We forgive him, though, cause he’s Spock, and we love him (when he’s not being a random asshat, that is), and also because he spends the majority of this episode having to deal with Racist Ass Stiles, who gets tedious very quickly. (One of the more pathetic moments is when he calls Spock “Mr. Science Officer” like it’s an insult. It physically pains me.)
Hell, even before Racist Ass Stiles learns that Vulcans and Romulans share a common ancestry, he makes some rather peculiar leaps in logic, passionately arguing that there could be traitors on board the Enterprise, based on . . . honestly, I don’t even know. Stiles also argues that the Enterprise must attack the Romulans immediately, despite the not insignificant fact that the Enterprise can’t see the Romulans. Sulu, at least, offers up some much needed scorn for this plan. You know why? CAUSE SULU KNOWS WHAT’S UP.
First Time We’ve Encountered: The Romulans. The Neutral Zone. Any kind of cloaking device. It’s all pretty awesome. (Although a cloaking device that also blinds you is not what I’d call an amazing trade-off in battle. Still. It’s interesting. I like seeing technology that’s both cool and comes with major drawbacks.)
FASHION REPORT: Dude, the Romulans have some amazing costumes. I think they’re going for, well, a Roman look, but this, just . . . HA. The gold helmets alone are hilarious, but combine those with . . . Jesus, how do you describe this . . . like, a hot pink and black toga sash that attaches to a pair of matching Bermuda shorts? It’s utterly delightful.
I’m also amused that the Romulans are literally whispering while they’re hiding their ship. Like, no one on the Enterprise can hear you, guys. Talk as loud as you want; just try not to press any unfortunate buttons, like Spock did.
Commander Mark Lenard tells Kirk, “You and I are of a kind. In a different reality, I could have called you a friend,” which, really, is just the more tragic version of a supervillain gloating, “We’re not so very different, you and I.”
Captain Kirk tells Racist Ass Stiles, “Leave any bigotry in your quarters.
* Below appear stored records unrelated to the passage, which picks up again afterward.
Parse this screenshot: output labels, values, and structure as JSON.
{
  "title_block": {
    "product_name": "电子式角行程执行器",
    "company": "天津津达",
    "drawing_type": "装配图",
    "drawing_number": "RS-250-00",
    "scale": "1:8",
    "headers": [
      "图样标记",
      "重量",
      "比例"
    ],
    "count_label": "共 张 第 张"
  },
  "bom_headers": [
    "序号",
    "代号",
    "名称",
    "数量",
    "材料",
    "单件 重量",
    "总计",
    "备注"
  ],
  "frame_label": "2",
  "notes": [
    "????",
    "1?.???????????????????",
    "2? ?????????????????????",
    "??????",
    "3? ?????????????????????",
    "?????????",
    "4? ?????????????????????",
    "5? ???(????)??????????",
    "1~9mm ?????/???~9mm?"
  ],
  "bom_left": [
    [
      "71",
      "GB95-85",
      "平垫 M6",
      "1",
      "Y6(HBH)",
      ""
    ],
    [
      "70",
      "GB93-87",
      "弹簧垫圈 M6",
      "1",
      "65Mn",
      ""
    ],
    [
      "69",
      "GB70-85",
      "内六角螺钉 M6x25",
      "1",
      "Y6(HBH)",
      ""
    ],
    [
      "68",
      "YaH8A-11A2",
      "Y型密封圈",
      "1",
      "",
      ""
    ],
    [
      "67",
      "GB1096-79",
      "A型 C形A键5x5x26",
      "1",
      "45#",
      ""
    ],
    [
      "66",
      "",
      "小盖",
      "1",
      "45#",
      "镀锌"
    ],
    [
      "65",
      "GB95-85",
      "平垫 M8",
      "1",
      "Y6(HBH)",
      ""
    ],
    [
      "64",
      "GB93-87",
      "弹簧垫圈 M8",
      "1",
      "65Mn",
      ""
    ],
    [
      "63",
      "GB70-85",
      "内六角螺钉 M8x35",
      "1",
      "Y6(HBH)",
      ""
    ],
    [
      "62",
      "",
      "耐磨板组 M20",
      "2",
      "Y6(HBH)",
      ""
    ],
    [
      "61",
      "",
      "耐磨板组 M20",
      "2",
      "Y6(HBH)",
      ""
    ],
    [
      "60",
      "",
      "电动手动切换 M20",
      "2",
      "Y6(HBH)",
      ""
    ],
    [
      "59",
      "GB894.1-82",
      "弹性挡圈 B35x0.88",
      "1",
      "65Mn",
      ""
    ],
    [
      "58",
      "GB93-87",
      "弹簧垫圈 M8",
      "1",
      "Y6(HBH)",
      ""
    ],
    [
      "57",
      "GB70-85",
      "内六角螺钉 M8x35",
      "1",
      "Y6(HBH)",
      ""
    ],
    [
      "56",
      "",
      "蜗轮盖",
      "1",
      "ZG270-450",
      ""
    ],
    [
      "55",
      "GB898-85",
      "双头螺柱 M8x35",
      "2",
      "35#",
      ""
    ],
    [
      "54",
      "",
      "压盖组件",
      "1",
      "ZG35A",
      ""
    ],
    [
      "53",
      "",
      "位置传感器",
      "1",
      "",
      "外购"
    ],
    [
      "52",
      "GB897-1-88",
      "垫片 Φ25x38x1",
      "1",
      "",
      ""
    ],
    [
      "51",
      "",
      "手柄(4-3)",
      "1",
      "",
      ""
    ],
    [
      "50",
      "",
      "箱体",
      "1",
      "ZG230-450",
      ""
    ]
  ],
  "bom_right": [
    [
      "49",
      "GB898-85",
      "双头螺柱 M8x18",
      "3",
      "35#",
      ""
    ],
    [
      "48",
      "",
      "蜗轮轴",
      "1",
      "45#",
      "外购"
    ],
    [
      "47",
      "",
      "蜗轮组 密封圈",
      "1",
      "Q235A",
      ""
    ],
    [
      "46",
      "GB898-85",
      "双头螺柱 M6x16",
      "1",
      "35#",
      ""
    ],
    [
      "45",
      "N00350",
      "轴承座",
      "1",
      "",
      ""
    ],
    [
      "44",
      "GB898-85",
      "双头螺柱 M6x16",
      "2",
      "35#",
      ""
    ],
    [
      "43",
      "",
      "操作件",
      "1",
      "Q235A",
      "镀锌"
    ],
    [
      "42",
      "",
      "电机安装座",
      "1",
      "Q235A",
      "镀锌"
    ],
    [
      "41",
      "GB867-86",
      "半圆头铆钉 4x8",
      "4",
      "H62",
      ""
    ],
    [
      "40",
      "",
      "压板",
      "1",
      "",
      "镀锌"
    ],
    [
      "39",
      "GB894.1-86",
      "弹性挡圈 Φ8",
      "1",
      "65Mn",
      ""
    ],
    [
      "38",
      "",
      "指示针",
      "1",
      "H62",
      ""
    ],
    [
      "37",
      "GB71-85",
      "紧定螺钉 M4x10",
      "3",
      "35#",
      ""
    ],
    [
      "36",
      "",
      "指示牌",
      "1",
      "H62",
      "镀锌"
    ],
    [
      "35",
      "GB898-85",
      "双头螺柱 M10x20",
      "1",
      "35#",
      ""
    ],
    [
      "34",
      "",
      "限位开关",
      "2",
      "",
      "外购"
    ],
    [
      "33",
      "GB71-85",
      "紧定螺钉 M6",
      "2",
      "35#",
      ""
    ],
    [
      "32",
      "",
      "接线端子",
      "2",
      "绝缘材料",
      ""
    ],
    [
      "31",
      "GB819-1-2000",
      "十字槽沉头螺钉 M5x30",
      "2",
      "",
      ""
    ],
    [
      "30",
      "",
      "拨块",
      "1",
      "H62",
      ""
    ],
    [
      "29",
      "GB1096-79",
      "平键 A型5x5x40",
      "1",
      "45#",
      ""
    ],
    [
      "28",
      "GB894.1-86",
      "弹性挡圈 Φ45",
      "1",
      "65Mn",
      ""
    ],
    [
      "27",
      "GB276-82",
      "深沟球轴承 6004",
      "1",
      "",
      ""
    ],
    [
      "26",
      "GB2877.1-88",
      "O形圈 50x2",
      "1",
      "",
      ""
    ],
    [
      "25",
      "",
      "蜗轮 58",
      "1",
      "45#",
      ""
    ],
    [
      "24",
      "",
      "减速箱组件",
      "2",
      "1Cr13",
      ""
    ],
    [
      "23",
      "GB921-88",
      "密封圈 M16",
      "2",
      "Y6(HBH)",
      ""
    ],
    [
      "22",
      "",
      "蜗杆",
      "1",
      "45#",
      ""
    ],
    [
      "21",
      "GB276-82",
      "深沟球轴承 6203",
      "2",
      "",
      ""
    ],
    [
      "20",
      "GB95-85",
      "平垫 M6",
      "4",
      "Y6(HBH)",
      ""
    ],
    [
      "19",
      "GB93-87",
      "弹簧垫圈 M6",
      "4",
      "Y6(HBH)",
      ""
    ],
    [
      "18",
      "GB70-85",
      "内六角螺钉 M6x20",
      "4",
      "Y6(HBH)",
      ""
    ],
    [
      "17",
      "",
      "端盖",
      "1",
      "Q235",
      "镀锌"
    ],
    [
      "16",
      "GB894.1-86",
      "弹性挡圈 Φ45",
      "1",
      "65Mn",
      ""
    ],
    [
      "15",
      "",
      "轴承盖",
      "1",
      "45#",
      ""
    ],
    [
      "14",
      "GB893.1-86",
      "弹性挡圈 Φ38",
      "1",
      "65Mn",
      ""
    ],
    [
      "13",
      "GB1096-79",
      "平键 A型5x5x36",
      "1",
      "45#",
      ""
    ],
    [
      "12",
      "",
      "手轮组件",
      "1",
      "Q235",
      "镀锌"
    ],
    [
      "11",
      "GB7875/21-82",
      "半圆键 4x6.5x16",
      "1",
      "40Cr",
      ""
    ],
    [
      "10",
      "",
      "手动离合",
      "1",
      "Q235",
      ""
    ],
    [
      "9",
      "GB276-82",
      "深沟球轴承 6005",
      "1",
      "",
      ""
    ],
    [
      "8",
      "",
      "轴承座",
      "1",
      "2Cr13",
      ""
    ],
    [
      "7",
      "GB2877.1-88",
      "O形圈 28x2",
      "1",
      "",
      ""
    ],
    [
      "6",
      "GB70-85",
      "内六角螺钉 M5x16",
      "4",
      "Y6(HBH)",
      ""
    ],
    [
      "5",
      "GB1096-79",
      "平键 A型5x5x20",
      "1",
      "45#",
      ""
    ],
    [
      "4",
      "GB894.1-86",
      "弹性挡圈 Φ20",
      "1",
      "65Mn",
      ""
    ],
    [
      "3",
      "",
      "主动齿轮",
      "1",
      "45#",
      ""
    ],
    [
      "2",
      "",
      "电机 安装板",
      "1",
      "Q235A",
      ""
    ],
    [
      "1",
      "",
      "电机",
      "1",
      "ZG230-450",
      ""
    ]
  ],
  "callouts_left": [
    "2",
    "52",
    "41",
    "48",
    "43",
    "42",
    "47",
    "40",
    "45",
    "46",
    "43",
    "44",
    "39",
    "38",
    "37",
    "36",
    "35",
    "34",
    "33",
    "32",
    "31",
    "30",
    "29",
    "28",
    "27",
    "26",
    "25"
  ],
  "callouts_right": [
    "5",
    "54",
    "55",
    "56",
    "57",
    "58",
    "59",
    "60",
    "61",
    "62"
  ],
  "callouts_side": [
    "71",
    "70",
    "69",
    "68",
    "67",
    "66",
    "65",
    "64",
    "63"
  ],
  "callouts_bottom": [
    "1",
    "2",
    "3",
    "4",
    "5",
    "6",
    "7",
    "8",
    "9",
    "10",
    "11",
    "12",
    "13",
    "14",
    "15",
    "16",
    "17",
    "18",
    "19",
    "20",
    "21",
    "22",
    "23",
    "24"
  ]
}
There’s no room for it on the bridge.” This is a wonderful sentiment, although it’s one Kirk’s gonna have some trouble with in Star Trek VI: The Undiscovered Country.
Throughout this whole episode, Kirk is trying to get orders from his superiors on how to handle the situation. Their final decision (basically ‘do whatever, we totes trust you’) only arrives after the action is already over. Typical.
Pretty sure this is the last episode we’ll see Janice Rand in, so it’s doubly depressing that the majority of her role in “Balance of Terror” is to be held and comforted by Captain Kirk when all seems nigh. I’m sorry, Grace Lee Whitney. You deserved better.
Holy shit, Uhura just took over navigation? I didn’t even know she could do that! Can she do it again? Please do it again!
LINE OF THE EPISODE
“He’s a sorcerer, that one. He reads the thoughts in my brain.”